Activity ▸ Scan the entries for the word "count" and return every line that has it.

Given records START

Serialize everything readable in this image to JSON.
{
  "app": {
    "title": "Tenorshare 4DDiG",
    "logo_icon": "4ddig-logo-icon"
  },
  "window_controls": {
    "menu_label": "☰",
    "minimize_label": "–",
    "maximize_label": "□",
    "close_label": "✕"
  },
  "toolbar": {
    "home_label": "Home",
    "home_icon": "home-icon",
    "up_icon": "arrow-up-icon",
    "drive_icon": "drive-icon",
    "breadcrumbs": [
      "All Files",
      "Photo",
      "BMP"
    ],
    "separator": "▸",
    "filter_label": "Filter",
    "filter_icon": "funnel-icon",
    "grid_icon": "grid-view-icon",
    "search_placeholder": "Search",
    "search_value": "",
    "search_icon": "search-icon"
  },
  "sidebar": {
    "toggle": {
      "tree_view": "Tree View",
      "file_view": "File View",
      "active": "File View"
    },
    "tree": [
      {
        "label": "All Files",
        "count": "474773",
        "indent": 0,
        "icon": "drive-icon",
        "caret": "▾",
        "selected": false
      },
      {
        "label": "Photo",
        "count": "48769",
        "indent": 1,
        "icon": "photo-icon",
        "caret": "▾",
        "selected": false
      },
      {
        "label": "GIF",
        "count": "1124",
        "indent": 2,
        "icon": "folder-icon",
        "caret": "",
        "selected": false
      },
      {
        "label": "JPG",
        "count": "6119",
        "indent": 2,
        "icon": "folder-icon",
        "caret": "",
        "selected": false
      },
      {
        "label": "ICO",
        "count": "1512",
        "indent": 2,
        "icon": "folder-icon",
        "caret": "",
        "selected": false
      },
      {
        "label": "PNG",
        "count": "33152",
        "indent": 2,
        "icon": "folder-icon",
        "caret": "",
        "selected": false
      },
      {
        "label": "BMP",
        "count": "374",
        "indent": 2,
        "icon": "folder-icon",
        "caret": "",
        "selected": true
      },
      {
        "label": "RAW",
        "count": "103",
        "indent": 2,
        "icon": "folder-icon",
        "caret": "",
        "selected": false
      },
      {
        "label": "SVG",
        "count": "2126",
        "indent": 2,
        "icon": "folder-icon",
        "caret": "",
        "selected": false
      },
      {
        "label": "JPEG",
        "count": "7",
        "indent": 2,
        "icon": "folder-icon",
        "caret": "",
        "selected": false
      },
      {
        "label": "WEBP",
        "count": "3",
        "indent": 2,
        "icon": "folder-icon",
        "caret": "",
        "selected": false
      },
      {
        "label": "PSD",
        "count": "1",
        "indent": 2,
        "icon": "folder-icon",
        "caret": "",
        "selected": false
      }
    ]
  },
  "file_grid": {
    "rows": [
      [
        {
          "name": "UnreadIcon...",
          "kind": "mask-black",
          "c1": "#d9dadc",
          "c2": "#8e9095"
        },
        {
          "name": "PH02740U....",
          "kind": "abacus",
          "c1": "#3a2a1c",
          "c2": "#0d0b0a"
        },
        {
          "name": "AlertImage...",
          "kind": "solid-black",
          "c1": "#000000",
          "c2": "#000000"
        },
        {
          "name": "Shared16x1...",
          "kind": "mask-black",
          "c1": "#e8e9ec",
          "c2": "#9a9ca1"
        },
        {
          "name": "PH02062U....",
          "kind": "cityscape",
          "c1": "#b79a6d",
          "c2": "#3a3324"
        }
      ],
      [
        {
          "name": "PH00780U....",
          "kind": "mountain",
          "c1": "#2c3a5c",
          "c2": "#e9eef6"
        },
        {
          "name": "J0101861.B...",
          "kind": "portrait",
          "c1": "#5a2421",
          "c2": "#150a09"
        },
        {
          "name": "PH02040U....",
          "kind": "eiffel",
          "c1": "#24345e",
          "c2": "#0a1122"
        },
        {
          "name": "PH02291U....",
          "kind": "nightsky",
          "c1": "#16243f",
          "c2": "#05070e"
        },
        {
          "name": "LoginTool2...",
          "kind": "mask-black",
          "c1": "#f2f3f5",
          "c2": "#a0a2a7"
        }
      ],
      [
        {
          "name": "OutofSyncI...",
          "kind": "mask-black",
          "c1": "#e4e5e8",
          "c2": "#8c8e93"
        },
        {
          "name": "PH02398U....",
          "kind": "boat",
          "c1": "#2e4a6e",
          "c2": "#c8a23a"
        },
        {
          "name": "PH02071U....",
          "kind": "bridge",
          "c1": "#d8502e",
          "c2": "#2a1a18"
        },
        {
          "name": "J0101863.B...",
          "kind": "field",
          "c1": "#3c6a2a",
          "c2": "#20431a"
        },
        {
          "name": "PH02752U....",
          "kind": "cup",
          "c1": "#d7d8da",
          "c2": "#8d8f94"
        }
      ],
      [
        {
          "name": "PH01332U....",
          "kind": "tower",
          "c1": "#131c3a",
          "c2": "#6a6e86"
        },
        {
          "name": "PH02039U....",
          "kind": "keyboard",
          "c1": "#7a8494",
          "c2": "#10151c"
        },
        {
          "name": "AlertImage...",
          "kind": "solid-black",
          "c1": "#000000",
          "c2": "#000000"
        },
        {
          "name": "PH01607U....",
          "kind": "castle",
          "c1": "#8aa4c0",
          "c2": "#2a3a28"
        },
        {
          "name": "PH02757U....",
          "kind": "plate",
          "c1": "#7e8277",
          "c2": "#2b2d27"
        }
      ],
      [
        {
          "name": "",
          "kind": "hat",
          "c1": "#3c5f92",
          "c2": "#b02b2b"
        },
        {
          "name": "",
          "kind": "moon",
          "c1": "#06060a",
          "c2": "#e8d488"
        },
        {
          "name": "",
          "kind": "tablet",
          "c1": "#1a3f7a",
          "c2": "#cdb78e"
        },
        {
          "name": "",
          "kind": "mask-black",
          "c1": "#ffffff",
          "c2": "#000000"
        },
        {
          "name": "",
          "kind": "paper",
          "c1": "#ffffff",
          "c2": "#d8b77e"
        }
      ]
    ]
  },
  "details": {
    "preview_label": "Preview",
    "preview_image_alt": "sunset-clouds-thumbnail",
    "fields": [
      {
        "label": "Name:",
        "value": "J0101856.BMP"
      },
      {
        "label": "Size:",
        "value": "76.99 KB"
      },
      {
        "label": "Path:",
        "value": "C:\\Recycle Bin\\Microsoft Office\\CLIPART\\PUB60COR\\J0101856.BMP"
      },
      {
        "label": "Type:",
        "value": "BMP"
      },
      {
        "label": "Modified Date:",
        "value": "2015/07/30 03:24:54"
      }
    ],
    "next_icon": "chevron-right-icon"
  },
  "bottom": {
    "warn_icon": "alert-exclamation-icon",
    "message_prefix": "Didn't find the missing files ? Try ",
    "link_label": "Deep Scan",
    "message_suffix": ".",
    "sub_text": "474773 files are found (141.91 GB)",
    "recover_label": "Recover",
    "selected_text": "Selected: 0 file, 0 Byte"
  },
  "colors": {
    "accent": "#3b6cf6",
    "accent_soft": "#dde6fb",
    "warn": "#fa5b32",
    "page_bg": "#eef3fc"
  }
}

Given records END

Response to this exercise ▸
        "count": "474773",
        "count": "48769",
        "count": "1124",
        "count": "6119",
        "count": "1512",
        "count": "33152",
        "count": "374",
        "count": "103",
        "count": "2126",
        "count": "7",
        "count": "3",
        "count": "1",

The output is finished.